**What the task asks:**
Each entry that appears below should be restated word for word.

(Collected data)
"""

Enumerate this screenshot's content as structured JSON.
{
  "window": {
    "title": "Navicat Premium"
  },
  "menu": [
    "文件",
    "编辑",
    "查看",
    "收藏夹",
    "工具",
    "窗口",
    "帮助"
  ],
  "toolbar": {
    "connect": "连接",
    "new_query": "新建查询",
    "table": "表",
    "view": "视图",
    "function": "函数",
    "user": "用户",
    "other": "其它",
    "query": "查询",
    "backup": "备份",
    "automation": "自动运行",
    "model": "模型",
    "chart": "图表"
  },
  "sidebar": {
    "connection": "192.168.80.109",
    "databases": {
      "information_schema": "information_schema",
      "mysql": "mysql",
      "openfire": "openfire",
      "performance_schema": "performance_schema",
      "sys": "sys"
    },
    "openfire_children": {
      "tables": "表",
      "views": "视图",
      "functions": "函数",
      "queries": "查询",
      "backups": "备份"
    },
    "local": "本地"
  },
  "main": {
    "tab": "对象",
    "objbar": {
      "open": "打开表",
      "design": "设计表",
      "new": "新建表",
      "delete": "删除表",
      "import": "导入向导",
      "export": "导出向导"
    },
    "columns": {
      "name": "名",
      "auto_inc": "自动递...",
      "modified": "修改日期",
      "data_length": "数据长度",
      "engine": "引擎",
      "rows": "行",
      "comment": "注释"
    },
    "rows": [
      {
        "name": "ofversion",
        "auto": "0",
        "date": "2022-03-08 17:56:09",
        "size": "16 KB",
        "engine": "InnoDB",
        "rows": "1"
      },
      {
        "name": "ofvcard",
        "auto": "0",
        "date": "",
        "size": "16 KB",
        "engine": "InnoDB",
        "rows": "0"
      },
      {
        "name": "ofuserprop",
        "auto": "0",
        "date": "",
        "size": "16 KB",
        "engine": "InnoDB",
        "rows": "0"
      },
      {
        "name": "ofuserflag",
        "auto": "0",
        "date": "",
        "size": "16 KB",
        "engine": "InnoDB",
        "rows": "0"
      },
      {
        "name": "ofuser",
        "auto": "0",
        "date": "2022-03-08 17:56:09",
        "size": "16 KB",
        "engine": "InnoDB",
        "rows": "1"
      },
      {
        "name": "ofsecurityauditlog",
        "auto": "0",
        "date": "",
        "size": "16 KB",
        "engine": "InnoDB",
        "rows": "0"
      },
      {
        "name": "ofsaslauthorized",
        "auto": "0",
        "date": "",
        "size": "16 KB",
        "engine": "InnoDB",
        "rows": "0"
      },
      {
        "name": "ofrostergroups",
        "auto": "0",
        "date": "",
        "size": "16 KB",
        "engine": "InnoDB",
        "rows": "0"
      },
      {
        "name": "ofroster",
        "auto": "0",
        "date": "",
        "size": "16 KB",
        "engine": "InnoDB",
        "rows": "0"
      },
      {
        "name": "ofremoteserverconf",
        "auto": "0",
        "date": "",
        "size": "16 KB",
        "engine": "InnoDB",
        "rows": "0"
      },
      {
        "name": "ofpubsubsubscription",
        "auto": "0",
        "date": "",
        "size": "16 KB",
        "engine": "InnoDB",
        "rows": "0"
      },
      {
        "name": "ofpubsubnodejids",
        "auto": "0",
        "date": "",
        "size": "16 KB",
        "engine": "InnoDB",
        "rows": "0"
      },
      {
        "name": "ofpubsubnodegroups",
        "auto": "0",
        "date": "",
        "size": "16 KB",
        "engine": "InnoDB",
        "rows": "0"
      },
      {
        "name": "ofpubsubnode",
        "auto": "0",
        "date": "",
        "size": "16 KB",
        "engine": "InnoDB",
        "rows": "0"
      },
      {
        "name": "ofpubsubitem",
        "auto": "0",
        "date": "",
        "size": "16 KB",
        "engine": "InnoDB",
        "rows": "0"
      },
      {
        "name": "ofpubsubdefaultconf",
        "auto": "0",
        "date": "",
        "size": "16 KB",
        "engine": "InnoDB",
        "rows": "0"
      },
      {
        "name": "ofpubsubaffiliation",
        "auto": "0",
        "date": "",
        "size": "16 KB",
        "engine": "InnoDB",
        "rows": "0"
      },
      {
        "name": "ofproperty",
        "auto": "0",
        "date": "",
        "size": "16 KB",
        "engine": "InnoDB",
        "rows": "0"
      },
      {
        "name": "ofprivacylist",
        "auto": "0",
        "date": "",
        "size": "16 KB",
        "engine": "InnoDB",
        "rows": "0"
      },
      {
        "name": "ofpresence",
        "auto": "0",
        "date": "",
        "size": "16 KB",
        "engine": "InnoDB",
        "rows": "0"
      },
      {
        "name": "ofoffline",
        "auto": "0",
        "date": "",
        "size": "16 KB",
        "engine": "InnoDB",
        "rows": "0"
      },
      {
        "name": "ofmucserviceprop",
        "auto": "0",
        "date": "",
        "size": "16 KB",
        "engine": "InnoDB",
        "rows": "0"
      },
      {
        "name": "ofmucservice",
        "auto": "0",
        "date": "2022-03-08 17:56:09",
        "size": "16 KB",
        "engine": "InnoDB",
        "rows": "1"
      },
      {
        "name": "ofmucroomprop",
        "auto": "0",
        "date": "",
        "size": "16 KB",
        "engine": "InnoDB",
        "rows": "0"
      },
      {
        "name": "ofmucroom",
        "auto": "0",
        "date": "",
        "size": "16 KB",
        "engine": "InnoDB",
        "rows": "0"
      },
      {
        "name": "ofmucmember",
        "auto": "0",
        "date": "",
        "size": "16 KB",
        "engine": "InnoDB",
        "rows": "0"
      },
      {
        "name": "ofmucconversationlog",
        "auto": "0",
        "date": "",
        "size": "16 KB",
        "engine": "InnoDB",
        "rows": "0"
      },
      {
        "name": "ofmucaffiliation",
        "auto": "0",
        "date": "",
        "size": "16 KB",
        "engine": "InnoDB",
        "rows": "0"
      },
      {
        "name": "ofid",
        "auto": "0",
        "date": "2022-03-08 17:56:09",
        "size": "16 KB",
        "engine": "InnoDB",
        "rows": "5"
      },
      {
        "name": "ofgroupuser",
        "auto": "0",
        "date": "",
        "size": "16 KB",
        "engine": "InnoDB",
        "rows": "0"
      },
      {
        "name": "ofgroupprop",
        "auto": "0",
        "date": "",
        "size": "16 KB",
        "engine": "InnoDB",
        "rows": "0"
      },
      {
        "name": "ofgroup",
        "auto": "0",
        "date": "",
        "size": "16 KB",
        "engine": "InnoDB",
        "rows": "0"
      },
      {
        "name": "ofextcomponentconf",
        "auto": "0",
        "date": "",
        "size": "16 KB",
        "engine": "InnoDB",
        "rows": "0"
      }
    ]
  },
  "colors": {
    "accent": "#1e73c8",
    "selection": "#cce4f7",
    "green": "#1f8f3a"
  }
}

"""

**Response to the exercise:**
Enumerate this screenshot's content as structured JSON.
{
  "window": {
    "title": "Navicat Premium"
  },
  "menu": [
    "文件",
    "编辑",
    "查看",
    "收藏夹",
    "工具",
    "窗口",
    "帮助"
  ],
  "toolbar": {
    "connect": "连接",
    "new_query": "新建查询",
    "table": "表",
    "view": "视图",
    "function": "函数",
    "user": "用户",
    "other": "其它",
    "query": "查询",
    "backup": "备份",
    "automation": "自动运行",
    "model": "模型",
    "chart": "图表"
  },
  "sidebar": {
    "connection": "192.168.80.109",
    "databases": {
      "information_schema": "information_schema",
      "mysql": "mysql",
      "openfire": "openfire",
      "performance_schema": "performance_schema",
      "sys": "sys"
    },
    "openfire_children": {
      "tables": "表",
      "views": "视图",
      "functions": "函数",
      "queries": "查询",
      "backups": "备份"
    },
    "local": "本地"
  },
  "main": {
    "tab": "对象",
    "objbar": {
      "open": "打开表",
      "design": "设计表",
      "new": "新建表",
      "delete": "删除表",
      "import": "导入向导",
      "export": "导出向导"
    },
    "columns": {
      "name": "名",
      "auto_inc": "自动递...",
      "modified": "修改日期",
      "data_length": "数据长度",
      "engine": "引擎",
      "rows": "行",
      "comment": "注释"
    },
    "rows": [
      {
        "name": "ofversion",
        "auto": "0",
        "date": "2022-03-08 17:56:09",
        "size": "16 KB",
        "engine": "InnoDB",
        "rows": "1"
      },
      {
        "name": "ofvcard",
        "auto": "0",
        "date": "",
        "size": "16 KB",
        "engine": "InnoDB",
        "rows": "0"
      },
      {
        "name": "ofuserprop",
        "auto": "0",
        "date": "",
        "size": "16 KB",
        "engine": "InnoDB",
        "rows": "0"
      },
      {
        "name": "ofuserflag",
        "auto": "0",
        "date": "",
        "size": "16 KB",
        "engine": "InnoDB",
        "rows": "0"
      },
      {
        "name": "ofuser",
        "auto": "0",
        "date": "2022-03-08 17:56:09",
        "size": "16 KB",
        "engine": "InnoDB",
        "rows": "1"
      },
      {
        "name": "ofsecurityauditlog",
        "auto": "0",
        "date": "",
        "size": "16 KB",
        "engine": "InnoDB",
        "rows": "0"
      },
      {
        "name": "ofsaslauthorized",
        "auto": "0",
        "date": "",
        "size": "16 KB",
        "engine": "InnoDB",
        "rows": "0"
      },
      {
        "name": "ofrostergroups",
        "auto": "0",
        "date": "",
        "size": "16 KB",
        "engine": "InnoDB",
        "rows": "0"
      },
      {
        "name": "ofroster",
        "auto": "0",
        "date": "",
        "size": "16 KB",
        "engine": "InnoDB",
        "rows": "0"
      },
      {
        "name": "ofremoteserverconf",
        "auto": "0",
        "date": "",
        "size": "16 KB",
        "engine": "InnoDB",
        "rows": "0"
      },
      {
        "name": "ofpubsubsubscription",
        "auto": "0",
        "date": "",
        "size": "16 KB",
        "engine": "InnoDB",
        "rows": "0"
      },
      {
        "name": "ofpubsubnodejids",
        "auto": "0",
        "date": "",
        "size": "16 KB",
        "engine": "InnoDB",
        "rows": "0"
      },
      {
        "name": "ofpubsubnodegroups",
        "auto": "0",
        "date": "",
        "size": "16 KB",
        "engine": "InnoDB",
        "rows": "0"
      },
      {
        "name": "ofpubsubnode",
        "auto": "0",
        "date": "",
        "size": "16 KB",
        "engine": "InnoDB",
        "rows": "0"
      },
      {
        "name": "ofpubsubitem",
        "auto": "0",
        "date": "",
        "size": "16 KB",
        "engine": "InnoDB",
        "rows": "0"
      },
      {
        "name": "ofpubsubdefaultconf",
        "auto": "0",
        "date": "",
        "size": "16 KB",
        "engine": "InnoDB",
        "rows": "0"
      },
      {
        "name": "ofpubsubaffiliation",
        "auto": "0",
        "date": "",
        "size": "16 KB",
        "engine": "InnoDB",
        "rows": "0"
      },
      {
        "name": "ofproperty",
        "auto": "0",
        "date": "",
        "size": "16 KB",
        "engine": "InnoDB",
        "rows": "0"
      },
      {
        "name": "ofprivacylist",
        "auto": "0",
        "date": "",
        "size": "16 KB",
        "engine": "InnoDB",
        "rows": "0"
      },
      {
        "name": "ofpresence",
        "auto": "0",
        "date": "",
        "size": "16 KB",
        "engine": "InnoDB",
        "rows": "0"
      },
      {
        "name": "ofoffline",
        "auto": "0",
        "date": "",
        "size": "16 KB",
        "engine": "InnoDB",
        "rows": "0"
      },
      {
        "name": "ofmucserviceprop",
        "auto": "0",
        "date": "",
        "size": "16 KB",
        "engine": "InnoDB",
        "rows": "0"
      },
      {
        "name": "ofmucservice",
        "auto": "0",
        "date": "2022-03-08 17:56:09",
        "size": "16 KB",
        "engine": "InnoDB",
        "rows": "1"
      },
      {
        "name": "ofmucroomprop",
        "auto": "0",
        "date": "",
        "size": "16 KB",
        "engine": "InnoDB",
        "rows": "0"
      },
      {
        "name": "ofmucroom",
        "auto": "0",
        "date": "",
        "size": "16 KB",
        "engine": "InnoDB",
        "rows": "0"
      },
      {
        "name": "ofmucmember",
        "auto": "0",
        "date": "",
        "size": "16 KB",
        "engine": "InnoDB",
        "rows": "0"
      },
      {
        "name": "ofmucconversationlog",
        "auto": "0",
        "date": "",
        "size": "16 KB",
        "engine": "InnoDB",
        "rows": "0"
      },
      {
        "name": "ofmucaffiliation",
        "auto": "0",
        "date": "",
        "size": "16 KB",
        "engine": "InnoDB",
        "rows": "0"
      },
      {
        "name": "ofid",
        "auto": "0",
        "date": "2022-03-08 17:56:09",
        "size": "16 KB",
        "engine": "InnoDB",
        "rows": "5"
      },
      {
        "name": "ofgroupuser",
        "auto": "0",
        "date": "",
        "size": "16 KB",
        "engine": "InnoDB",
        "rows": "0"
      },
      {
        "name": "ofgroupprop",
        "auto": "0",
        "date": "",
        "size": "16 KB",
        "engine": "InnoDB",
        "rows": "0"
      },
      {
        "name": "ofgroup",
        "auto": "0",
        "date": "",
        "size": "16 KB",
        "engine": "InnoDB",
        "rows": "0"
      },
      {
        "name": "ofextcomponentconf",
        "auto": "0",
        "date": "",
        "size": "16 KB",
        "engine": "InnoDB",
        "rows": "0"
      }
    ]
  },
  "colors": {
    "accent": "#1e73c8",
    "selection": "#cce4f7",
    "green": "#1f8f3a"
  }
}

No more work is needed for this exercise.